◆ **ACTIVITY**
Could you restate the data word for word and drop the pictures?

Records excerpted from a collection
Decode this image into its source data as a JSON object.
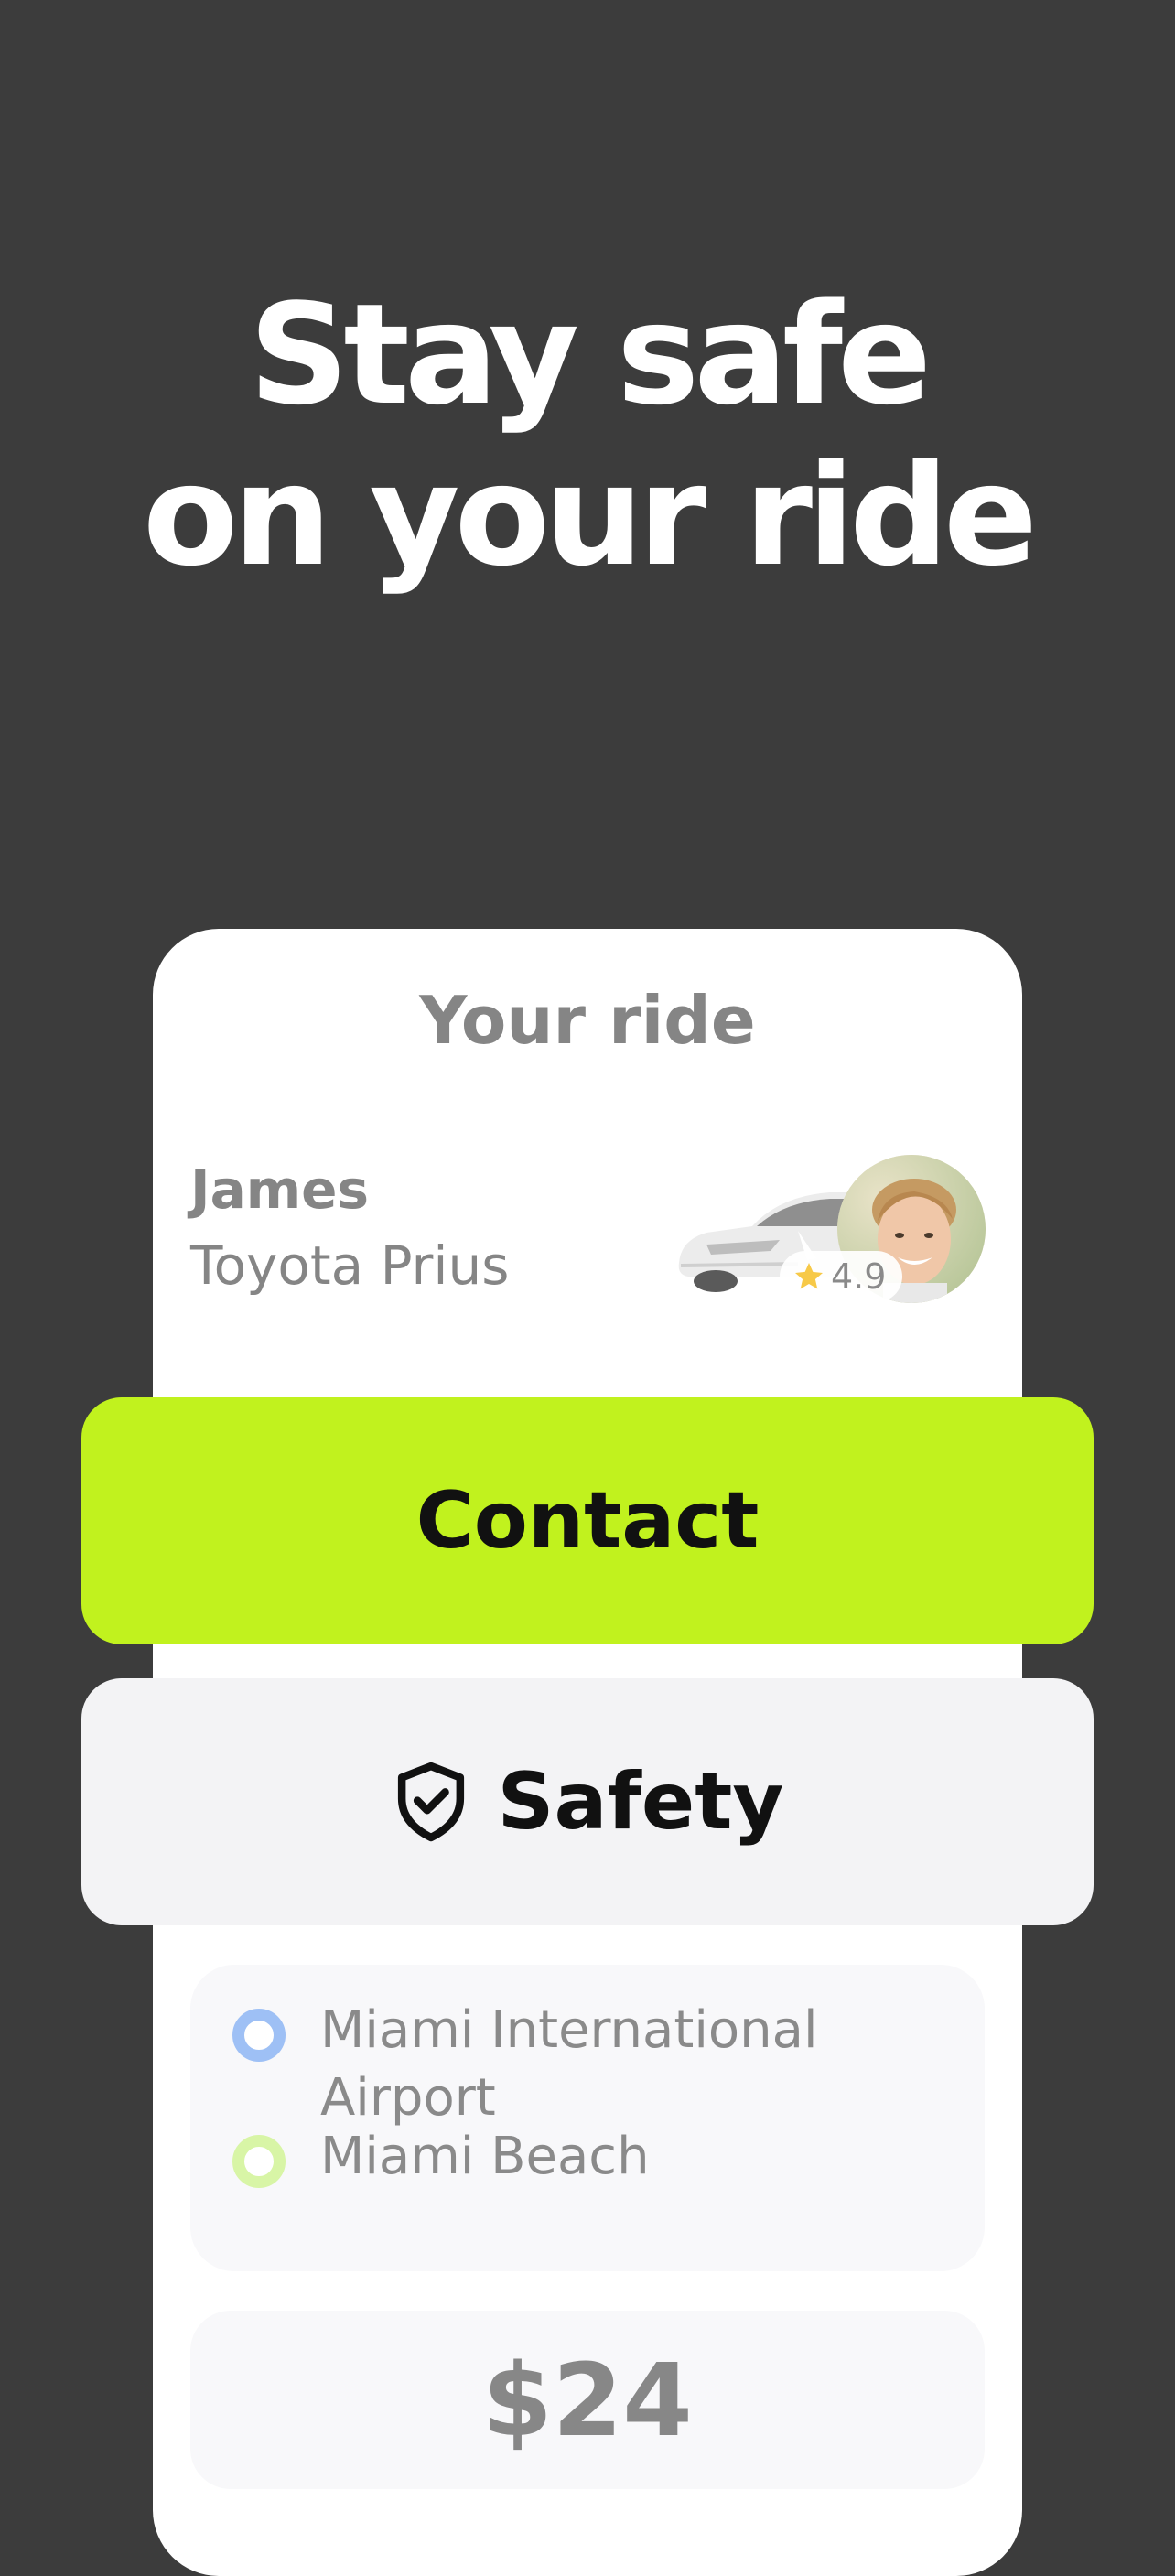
{
  "headline": {
    "line1": "Stay safe",
    "line2": "on your ride"
  },
  "ride_card": {
    "title": "Your ride",
    "driver_name": "James",
    "car_model": "Toyota Prius",
    "rating": "4.9"
  },
  "buttons": {
    "contact_label": "Contact",
    "safety_label": "Safety"
  },
  "route": {
    "pickup": "Miami International Airport",
    "dropoff": "Miami Beach"
  },
  "price": "$24",
  "colors": {
    "background": "#3c3c3c",
    "accent": "#c1f21e",
    "pickup_dot": "#9ec0f5",
    "dropoff_dot": "#d8f5a6",
    "star": "#f7c948"
  },
  "icons": {
    "safety": "shield-check-icon",
    "rating": "star-icon"
  }
}
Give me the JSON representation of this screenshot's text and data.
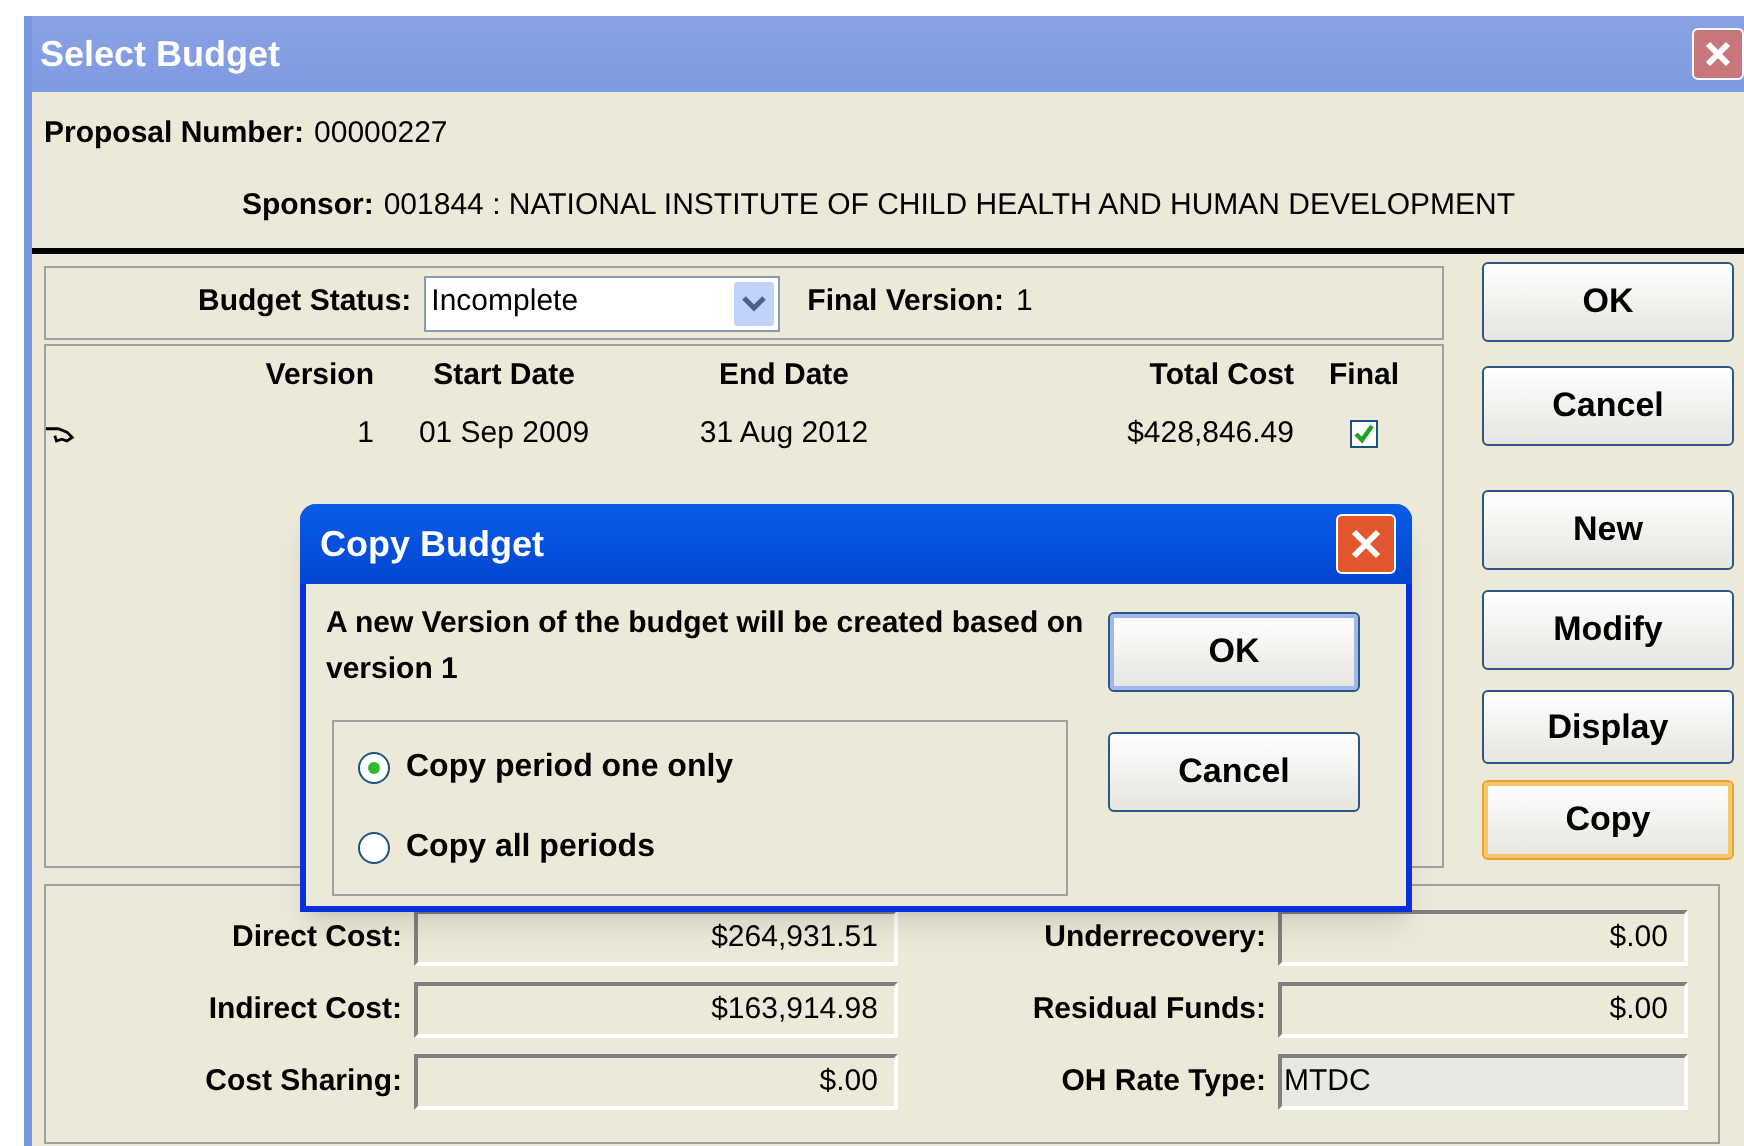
{
  "window": {
    "title": "Select Budget"
  },
  "proposal": {
    "label": "Proposal Number:",
    "value": "00000227"
  },
  "sponsor": {
    "label": "Sponsor:",
    "value": "001844 : NATIONAL INSTITUTE OF CHILD HEALTH AND HUMAN DEVELOPMENT"
  },
  "budget_status": {
    "label": "Budget Status:",
    "value": "Incomplete"
  },
  "final_version": {
    "label": "Final Version:",
    "value": "1"
  },
  "table": {
    "columns": [
      "Version",
      "Start Date",
      "End Date",
      "Total Cost",
      "Final"
    ],
    "rows": [
      {
        "current": true,
        "version": "1",
        "start_date": "01 Sep 2009",
        "end_date": "31 Aug 2012",
        "total_cost": "$428,846.49",
        "final": true
      }
    ]
  },
  "buttons": [
    {
      "label": "OK",
      "focused": false
    },
    {
      "label": "Cancel",
      "focused": false
    },
    {
      "label": "New",
      "focused": false
    },
    {
      "label": "Modify",
      "focused": false
    },
    {
      "label": "Display",
      "focused": false
    },
    {
      "label": "Copy",
      "focused": true
    }
  ],
  "summary": [
    {
      "label": "Direct Cost:",
      "value": "$264,931.51",
      "kind": "amount"
    },
    {
      "label": "Underrecovery:",
      "value": "$.00",
      "kind": "amount"
    },
    {
      "label": "Indirect Cost:",
      "value": "$163,914.98",
      "kind": "amount"
    },
    {
      "label": "Residual Funds:",
      "value": "$.00",
      "kind": "amount"
    },
    {
      "label": "Cost Sharing:",
      "value": "$.00",
      "kind": "amount"
    },
    {
      "label": "OH Rate Type:",
      "value": "MTDC",
      "kind": "text"
    }
  ],
  "dialog": {
    "title": "Copy Budget",
    "message": "A new Version of the budget will be created based on version 1",
    "options": [
      {
        "label": "Copy period one only",
        "selected": true
      },
      {
        "label": "Copy all periods",
        "selected": false
      }
    ],
    "buttons": [
      {
        "label": "OK",
        "default": true
      },
      {
        "label": "Cancel",
        "default": false
      }
    ]
  }
}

◆ **EXERCISE ANSWER**
Decode this image into its source data as a JSON object.
{
  "headline": {
    "line1": "Stay safe",
    "line2": "on your ride"
  },
  "ride_card": {
    "title": "Your ride",
    "driver_name": "James",
    "car_model": "Toyota Prius",
    "rating": "4.9"
  },
  "buttons": {
    "contact_label": "Contact",
    "safety_label": "Safety"
  },
  "route": {
    "pickup": "Miami International Airport",
    "dropoff": "Miami Beach"
  },
  "price": "$24",
  "colors": {
    "background": "#3c3c3c",
    "accent": "#c1f21e",
    "pickup_dot": "#9ec0f5",
    "dropoff_dot": "#d8f5a6",
    "star": "#f7c948"
  },
  "icons": {
    "safety": "shield-check-icon",
    "rating": "star-icon"
  }
}
Give me the JSON representation of this screenshot's text and data.
{
  "window": {
    "title": "Select Budget"
  },
  "proposal": {
    "label": "Proposal Number:",
    "value": "00000227"
  },
  "sponsor": {
    "label": "Sponsor:",
    "value": "001844 : NATIONAL INSTITUTE OF CHILD HEALTH AND HUMAN DEVELOPMENT"
  },
  "budget_status": {
    "label": "Budget Status:",
    "value": "Incomplete"
  },
  "final_version": {
    "label": "Final Version:",
    "value": "1"
  },
  "table": {
    "columns": [
      "Version",
      "Start Date",
      "End Date",
      "Total Cost",
      "Final"
    ],
    "rows": [
      {
        "current": true,
        "version": "1",
        "start_date": "01 Sep 2009",
        "end_date": "31 Aug 2012",
        "total_cost": "$428,846.49",
        "final": true
      }
    ]
  },
  "buttons": [
    {
      "label": "OK",
      "focused": false
    },
    {
      "label": "Cancel",
      "focused": false
    },
    {
      "label": "New",
      "focused": false
    },
    {
      "label": "Modify",
      "focused": false
    },
    {
      "label": "Display",
      "focused": false
    },
    {
      "label": "Copy",
      "focused": true
    }
  ],
  "summary": [
    {
      "label": "Direct Cost:",
      "value": "$264,931.51",
      "kind": "amount"
    },
    {
      "label": "Underrecovery:",
      "value": "$.00",
      "kind": "amount"
    },
    {
      "label": "Indirect Cost:",
      "value": "$163,914.98",
      "kind": "amount"
    },
    {
      "label": "Residual Funds:",
      "value": "$.00",
      "kind": "amount"
    },
    {
      "label": "Cost Sharing:",
      "value": "$.00",
      "kind": "amount"
    },
    {
      "label": "OH Rate Type:",
      "value": "MTDC",
      "kind": "text"
    }
  ],
  "dialog": {
    "title": "Copy Budget",
    "message": "A new Version of the budget will be created based on version 1",
    "options": [
      {
        "label": "Copy period one only",
        "selected": true
      },
      {
        "label": "Copy all periods",
        "selected": false
      }
    ],
    "buttons": [
      {
        "label": "OK",
        "default": true
      },
      {
        "label": "Cancel",
        "default": false
      }
    ]
  }
}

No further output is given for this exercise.